i'm take out the supercharger on a V8 and say i improved it, heck you can still hit 100mph but it wont do burn outs but you save gas.
I been using the analogy of a V8 small block that's strong, torque'ie, while decently efficient; then saying the Nvidia has gone with a "purpose built 4Cly with turbo" and sure it betters it in places (gaming).

The last round Nvidia Fermi had been "big block", but got an all around good V8 (under-bored\lower cam) while still stout, durable, all under acceptable cost as GF114. Now I've said Kudos's for the GTX670, although I think they had more motivation from the fact they're receiving the whole wafer and then needing to formulate tier's for each derivative, which had them looking for new strategic value.

I think the whole idea of "dynamic clock" is here to stay; mainstream gaming would do very well with a good little "Supercharged Boxer 6cly"; the right mix of good straight line, with smooth stout throttle response and low center permitting all the power while in a good in a small balanced package.

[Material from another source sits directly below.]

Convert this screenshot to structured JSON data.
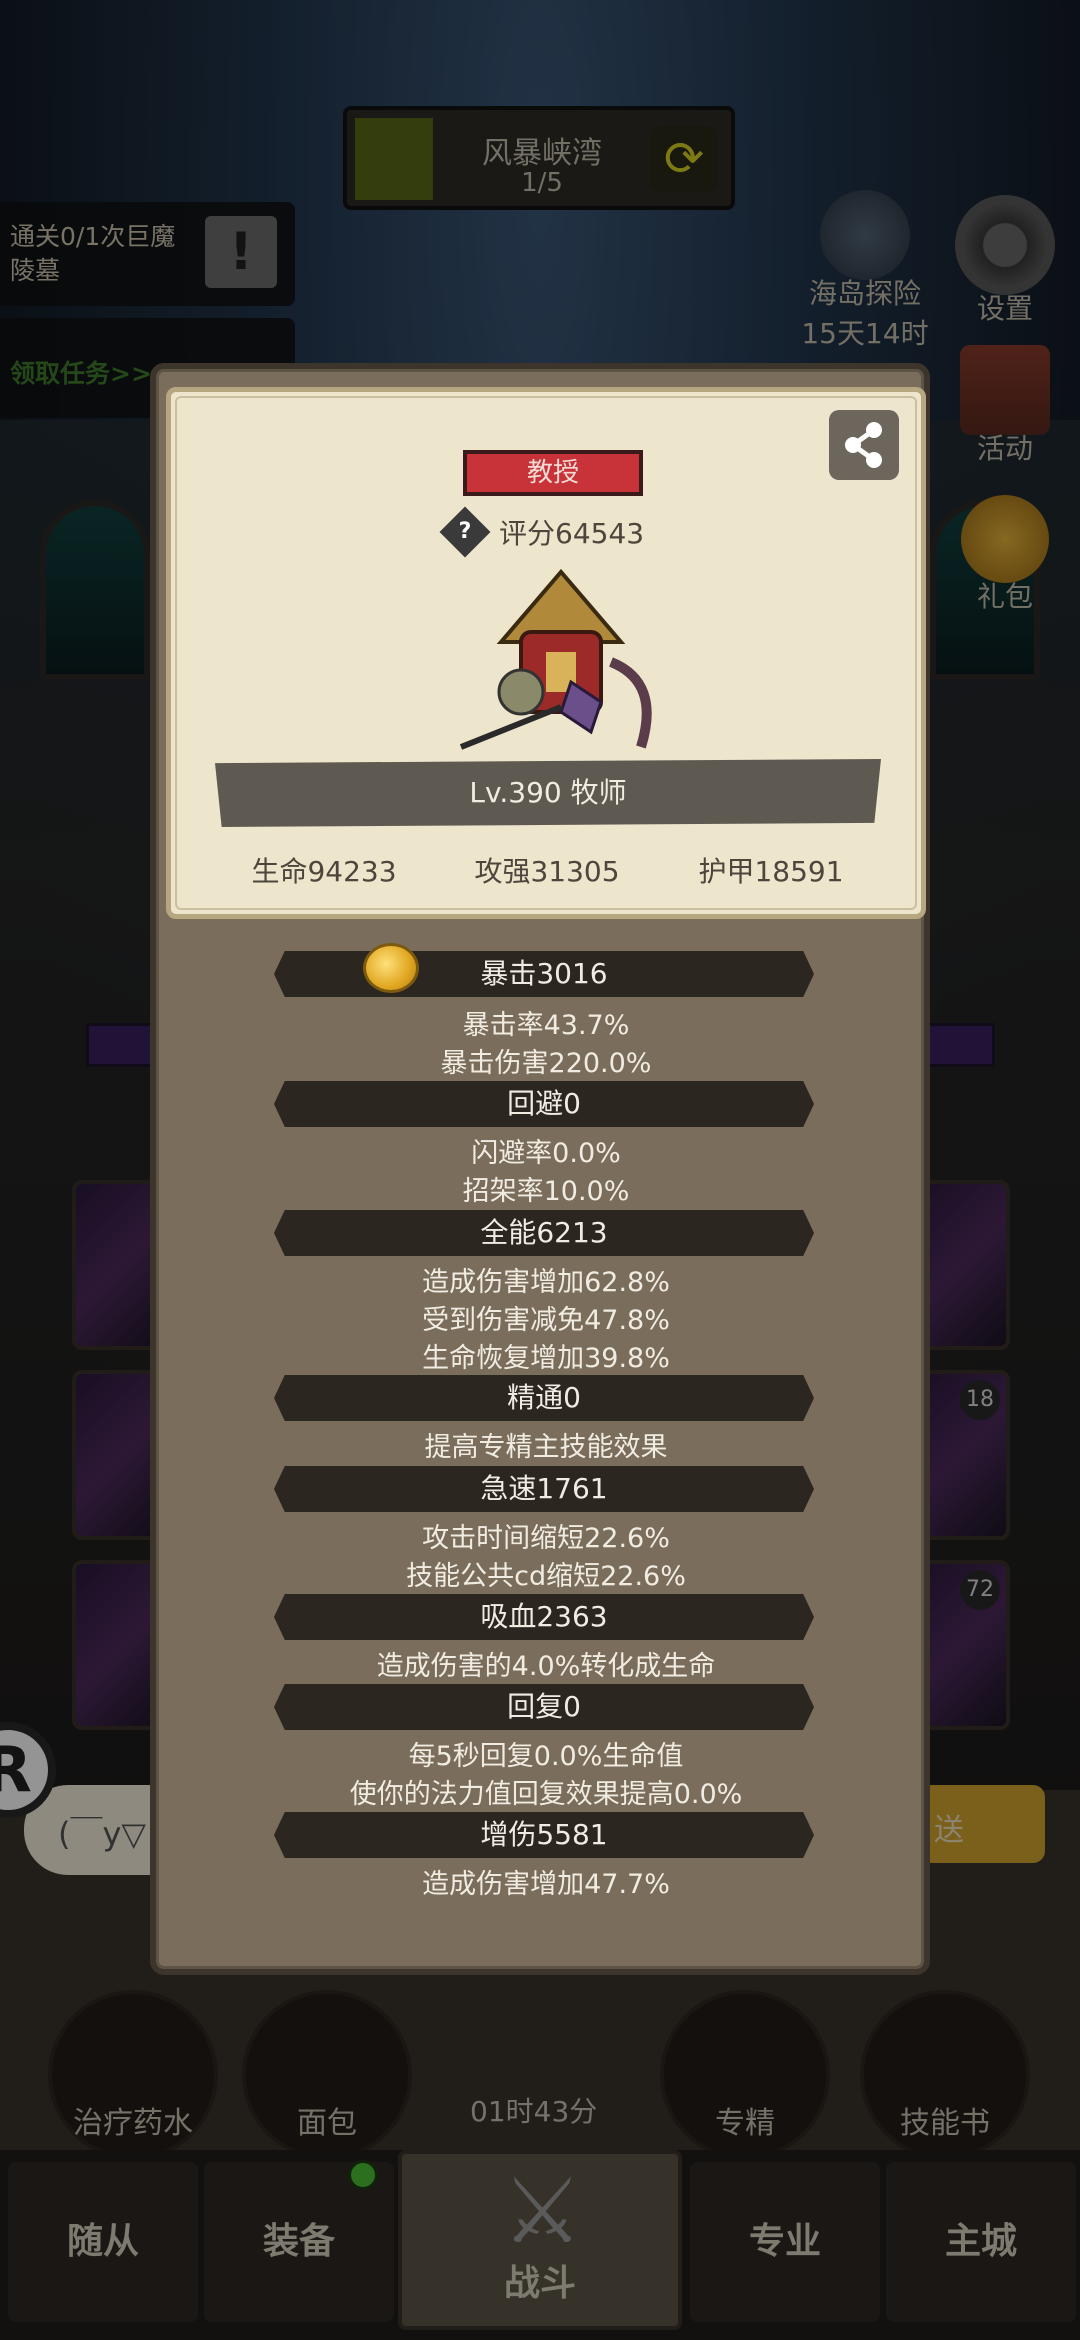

Due to this new cost structure for such small die approach to work and be super lucrative Nvidia choose a very cost effective chip. But one who's superlative variant could be harvested to attain the GTX680's, while knowing once they had the HP HkMG process down pat the bulk would slot right in 7870-7890's. They’d used those first chips to best Tahiti and take wind out of AMD sails/sales. While they "had to bide their time" for improved process and building a war chest of 670’s and on down. Though I think even Nvidia must know the 680 and 690's were preordain as "Halo submissions" and will be limited editions in the months to come.